They had decided to drive straight through. The weather definitely showed signs of improvement as they motored south. It was in the 60’s by the time they reached Georgia. Aunt Gertie put away her boots and put on sandals at the rest stop. She had had enough of the cold. Shorts and a sweatshirt was the perfect attire.

Cousin Martha had been contemplating a new quilt design to reflect the theme of their trip. She had made an applique quilt with flames in the past. The quilting had also been flames. Cousin Martha was looking for a design with more impact this time. She playing with the idea of piecing the flames as the weather grew warmer and the number of motorcycles on the highway grew. This quilt was much more complicated that most of the quilts Aunt Gertie and Cousin Martha worked on. Cousin Martha drew out the flames on paper to use as a pattern. She carefully numbered the pieces and placed hash marks that would allow the pieces to be to properly aligned as they were sewn together. They would transfer the drawings to freezer paper and cut out each piece. These freezer paper patterns could then be ironed onto the back of the red, orange and yellow flame fabrics.

It was late when they arrived in Daytona, but they had arranged for that. Off to bed they went. It would be a busy week They had a long list of quilt shops to visit and of course all the excitement of Bike Week: new motorcycle models to see, new vendors to shop, and of course old friends to visit. Aunt Gertie and Cousin Martha had visions of new quilts as they drifted off to sleep.

Wednesday, February 9, 2011

A Baby Quilt

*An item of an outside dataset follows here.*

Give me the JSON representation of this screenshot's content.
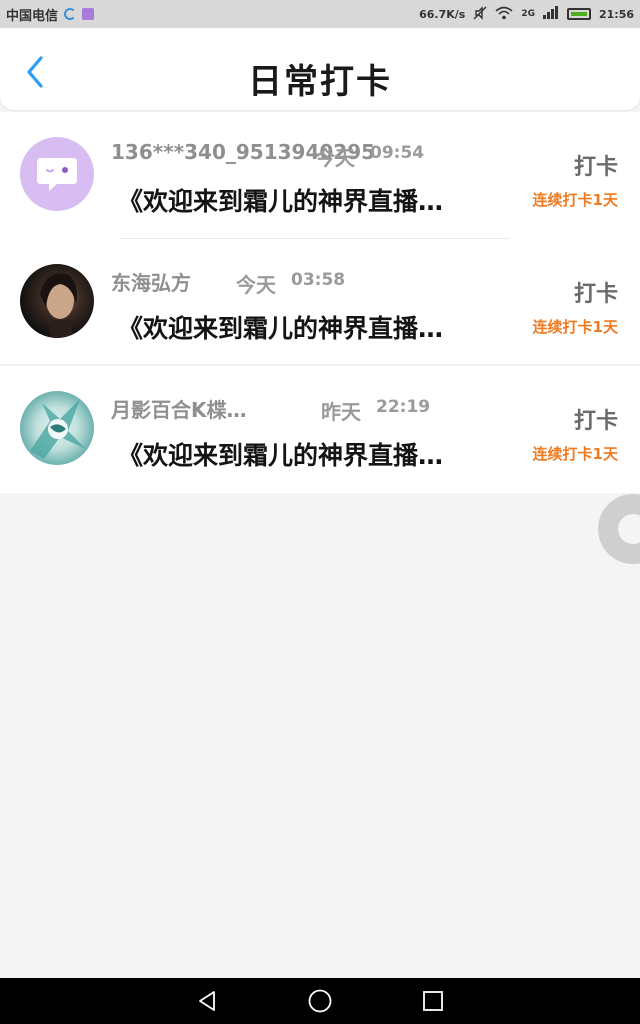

Aunt Gertie was sitting on her front porch swing when Cousin Martha arrived. "What is the plan for today, Auntie?" Martha asked. “We are starting a quilt today Dear. Cousin Kat is having a baby and we need to make that little wonder something to keep her warm.” "Oh! That means a trip to Matilda's Quilt Shop!" Martha exclaimed. Off they went to look for inspiration.

Gertie and Martha were inseparable. They lived next door to each other and what ever one planned, the other was along for the adventure. They each had a sewing room and chosen rooms across the driveway from each other so they could open the window and talk to each other as they worked. They would laugh about using one of those soup can telephones the children play with. They would string it across the driveway so they could talk without the whole neighborhood hearing.

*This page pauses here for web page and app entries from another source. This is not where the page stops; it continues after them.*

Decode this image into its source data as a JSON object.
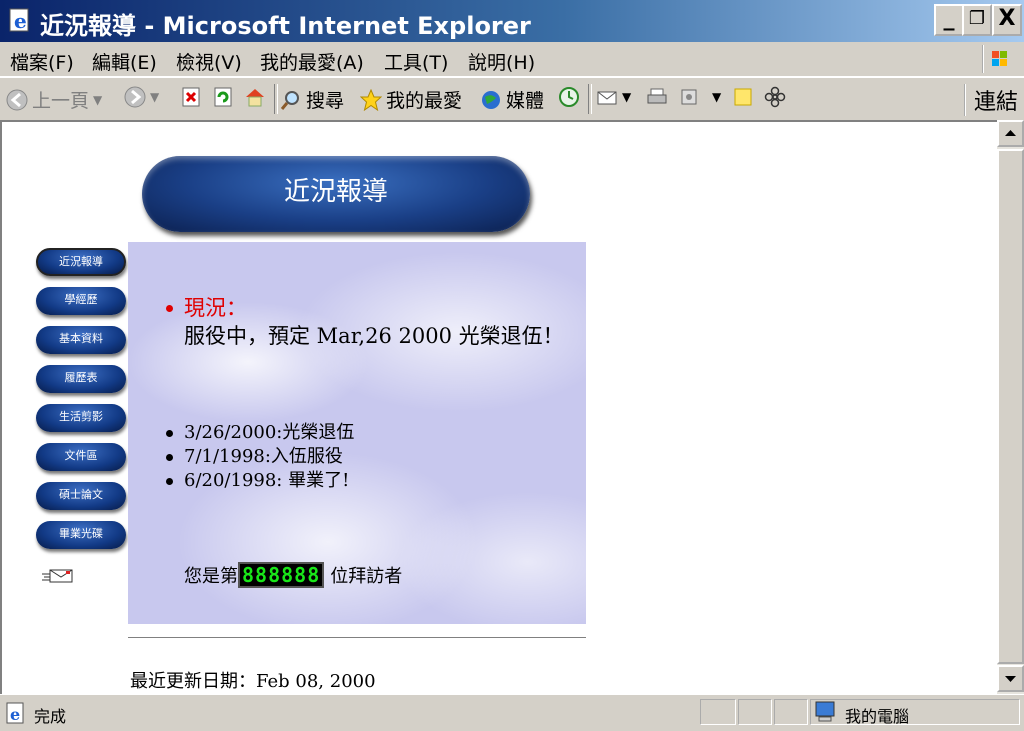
{
  "window": {
    "title": "近況報導 - Microsoft Internet Explorer",
    "controls": {
      "minimize": "_",
      "restore": "❐",
      "close": "X"
    }
  },
  "menu": [
    "檔案(F)",
    "編輯(E)",
    "檢視(V)",
    "我的最愛(A)",
    "工具(T)",
    "說明(H)"
  ],
  "toolbar": {
    "back": "上一頁",
    "search": "搜尋",
    "favorites": "我的最愛",
    "media": "媒體",
    "links": "連結"
  },
  "page": {
    "banner": "近況報導",
    "nav": [
      "近況報導",
      "學經歷",
      "基本資料",
      "履歷表",
      "生活剪影",
      "文件區",
      "碩士論文",
      "畢業光碟"
    ],
    "status_label": "現況：",
    "status_text": "服役中，預定 Mar,26 2000 光榮退伍！",
    "news": [
      "3/26/2000:光榮退伍",
      "7/1/1998:入伍服役",
      "6/20/1998: 畢業了!"
    ],
    "visitor_prefix": "您是第",
    "visitor_count": "888888",
    "visitor_suffix": "位拜訪者",
    "last_updated": "最近更新日期：Feb 08, 2000"
  },
  "statusbar": {
    "status": "完成",
    "zone": "我的電腦"
  },
  "colors": {
    "titlebar_start": "#0a246a",
    "titlebar_end": "#a6caf0",
    "status_label": "#e00000",
    "counter_digits": "#19e619",
    "nav_button": "#123a86"
  }
}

Matilda’s Quilt Shop was always a happening place. Aunt Gertie loved to stop in for the latest news and to caress the fabric. “There is nothing quite like the feel of a piece of cotton that has dreams of becoming a quilt. You can feel the aspirations when you touch the bolt.” Auntie would always say. “Feel this! Can’t you just see the quilt it will make?” Cousin Martha would always agree and some of that fabric would find it’s way home with them.

Today they
were hunting fabric for the baby quilt. They walked right past the baby section. The pastel pinks and blues would never do for this quilt. Cousin Kat would appreciate something a little brighter, maybe a beautiful red. Fabrics were chosen and yardage was cut. Aunt Gertie chose a new embroidery design. Cousin Martha chose ribbons to add to the binding. The quilt was a two block design Aunt Gertie had worked out. They would not have any trouble finishing it in time for the new arrival.

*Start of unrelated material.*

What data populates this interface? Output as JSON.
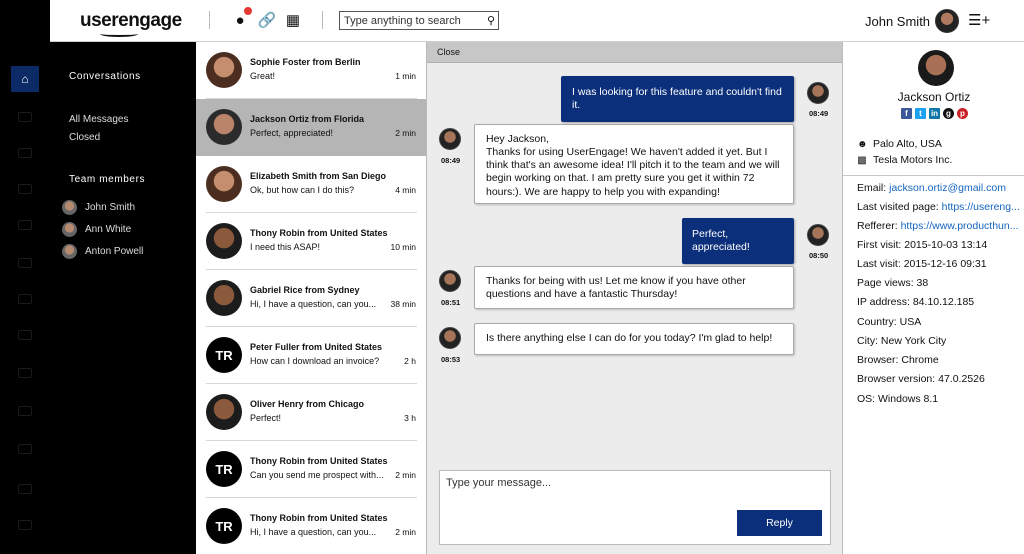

Home again, home again... jiggedy jig. They needed to cut this baby quilt out and get sewing. After the cut out the pieces and divided the work, Martha set up her machine on Aunt Gertie’s cutting table so they could work together. They ordered dinner out and worked until evening. When Cousin Martha was ready to go home, they cleaned up the work space so they could start again early the next morning.

Cousin Martha went home and got ready for bed. It was about midnight when she looked out the window to say goodnight to Aunt Gertie. She opened her window and yelled, “Go to bed Auntie! You won’t finish that quilt tonight. You’re going to fall asleep with your foot on the "go" pedal again, sew through your finger and ruin the block. Then I’ll have to come over, take you to the emergency room. We’ll be up all night. We don’t want to go through that again right?” Aunt Gertie agreed it was time to call it a night.
Off to bed they went to dream of new fabric and new quilt designs. Tomorrow would bring new ideas, new quilt designs, maybe new fabric and always an adventure.